    priced products is of high quality. In our experimental results, we find that recommendations

    are usually accepted, and are almost always accepted when the decision maker’s outside option is

    unattractive.

    Second, when the expert is known to be biased in the sense of having a stronger incentive to

    push one action, a recommendation for that action is “discounted” in that the decision maker

    is more likely to ignore the recommendation and stick with the outside option. Therefore, in

    equilibrium, the expert faces a tradeoff where one recommendation generates a higher payoff if

    it is accepted while the other recommendation is more likely to be accepted. In our experiment,

    we find that experts are significantly more likely to recommend the more incentivized action than

    the other action, while decision makers are significantly less likely to accept a recommendation

    for the more incentivized action than the other action.

    Third, when the decision maker is known to already favor one action before listening to the

    expert, the expert benefits by “pandering” to the decision maker and recommending that action

    even when the other action is actually better. Hence, biased recommendations can arise even

    when the expert’s incentives for each action are the same (Che, Dessein, and Kartik, 2013). The

    decision maker anticipates such pandering and, just as in the asymmetric incentives case, discounts

    a recommendation for that action so that the incentive to lie is mitigated. In our experiment,

    we find that experts are significantly more likely to recommend the favored action than the other

    action, and decision makers are significant more likely to discount such a recommendation than

    when the prior distribution of decision maker values is symmetric.

    Finally, when the decision maker is unsure of whether the expert is biased toward an action,

    a recommendation for that action is suspicious and hence discounted by the decision maker, so

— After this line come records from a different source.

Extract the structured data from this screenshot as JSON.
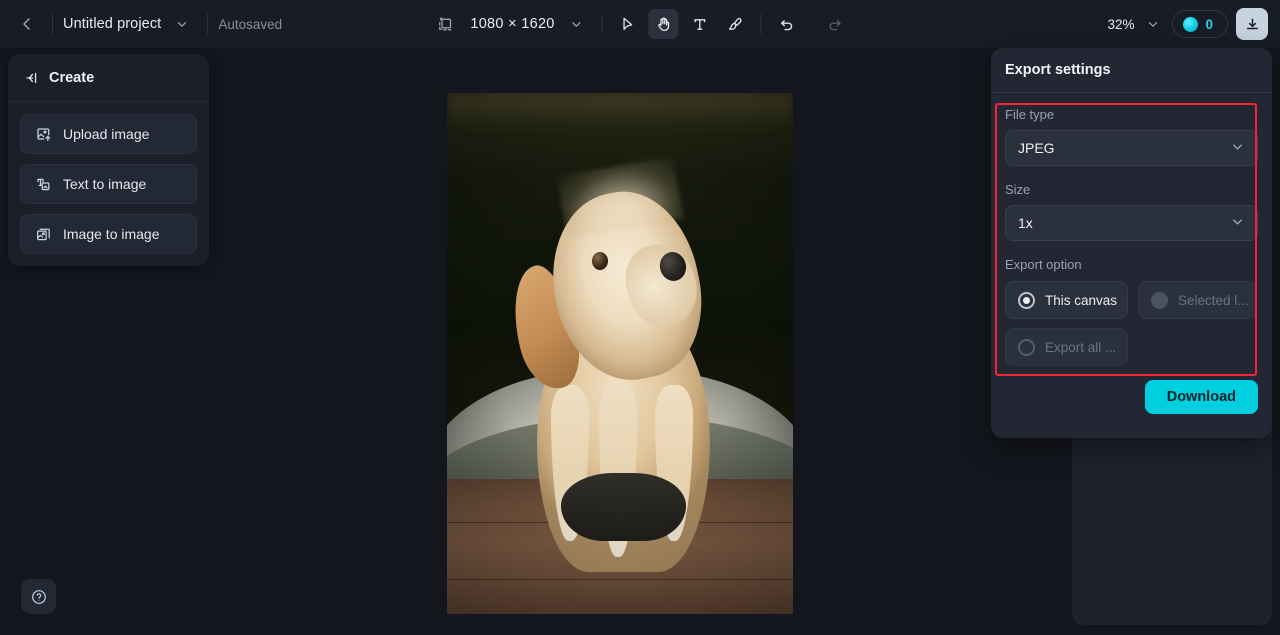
{
  "topbar": {
    "back_icon": "chevron-left-icon",
    "project_title": "Untitled project",
    "project_caret": "chevron-down-icon",
    "autosaved_label": "Autosaved",
    "frame_icon": "canvas-frame-icon",
    "canvas_dimensions": "1080 × 1620",
    "dimensions_caret": "chevron-down-icon",
    "tools": [
      {
        "name": "select-tool",
        "icon": "cursor-arrow-icon",
        "active": false
      },
      {
        "name": "hand-tool",
        "icon": "hand-icon",
        "active": true
      },
      {
        "name": "text-tool",
        "icon": "text-t-icon",
        "active": false
      },
      {
        "name": "brush-tool",
        "icon": "paintbrush-icon",
        "active": false
      }
    ],
    "undo_icon": "undo-arrow-icon",
    "redo_icon": "redo-arrow-icon",
    "zoom_level": "32%",
    "zoom_caret": "chevron-down-icon",
    "credits_icon": "credit-coin-icon",
    "credits_count": "0",
    "download_icon": "download-tray-icon"
  },
  "sidebar": {
    "collapse_icon": "collapse-panel-icon",
    "title": "Create",
    "items": [
      {
        "label": "Upload image",
        "icon": "image-upload-icon"
      },
      {
        "label": "Text to image",
        "icon": "text-to-image-icon"
      },
      {
        "label": "Image to image",
        "icon": "image-to-image-icon"
      }
    ]
  },
  "canvas": {
    "artwork_alt": "photograph of a cream colored puppy sitting on a cushion on a wooden floor"
  },
  "export_panel": {
    "title": "Export settings",
    "file_type": {
      "label": "File type",
      "value": "JPEG",
      "caret": "chevron-down-icon"
    },
    "size": {
      "label": "Size",
      "value": "1x",
      "caret": "chevron-down-icon"
    },
    "export_option": {
      "label": "Export option",
      "options": [
        {
          "label": "This canvas",
          "state": "selected"
        },
        {
          "label": "Selected l...",
          "state": "disabled"
        },
        {
          "label": "Export all ...",
          "state": "unselected"
        }
      ]
    },
    "download_button": "Download",
    "highlight_color": "#f42534"
  },
  "help": {
    "icon": "question-mark-circle-icon"
  },
  "colors": {
    "app_background": "#13161d",
    "topbar_background": "#181c25",
    "panel_background": "#222733",
    "sidebar_background": "#1a1f29",
    "accent_cyan": "#00cfe0",
    "highlight_red": "#f42534"
  }
}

    an unbiased expert has a “political correctness” incentive to recommend the opposite action even

    if it is not the better choice (c.f., Morris, 2001). For instance, if a salesperson is suspected to

    benefit more from selling one product than another product but in fact has equal incentives, then

    pushing the other product is more attractive since it is more likely to generate a sale. In our

    experiment we find that, as predicted, lack of transparency induces unbiased experts to make the

    opposite recommendation from that made by biased experts. Decision makers do not appear to

    sufficiently discount such recommendations, suggesting that they may not always anticipate how

    lack of transparency warps the incentives of even unbiased experts.3

    Most of the experimental literature on cheap talk has focused on testing different implications

    of the original Crawford and Sobel (1982) model, and typically finds that experts are somewhat

    3Our “unbiased” experts are still biased against the outside option, rather than sharing the decision maker’s

    preferences (e.g., Morgan and Stocken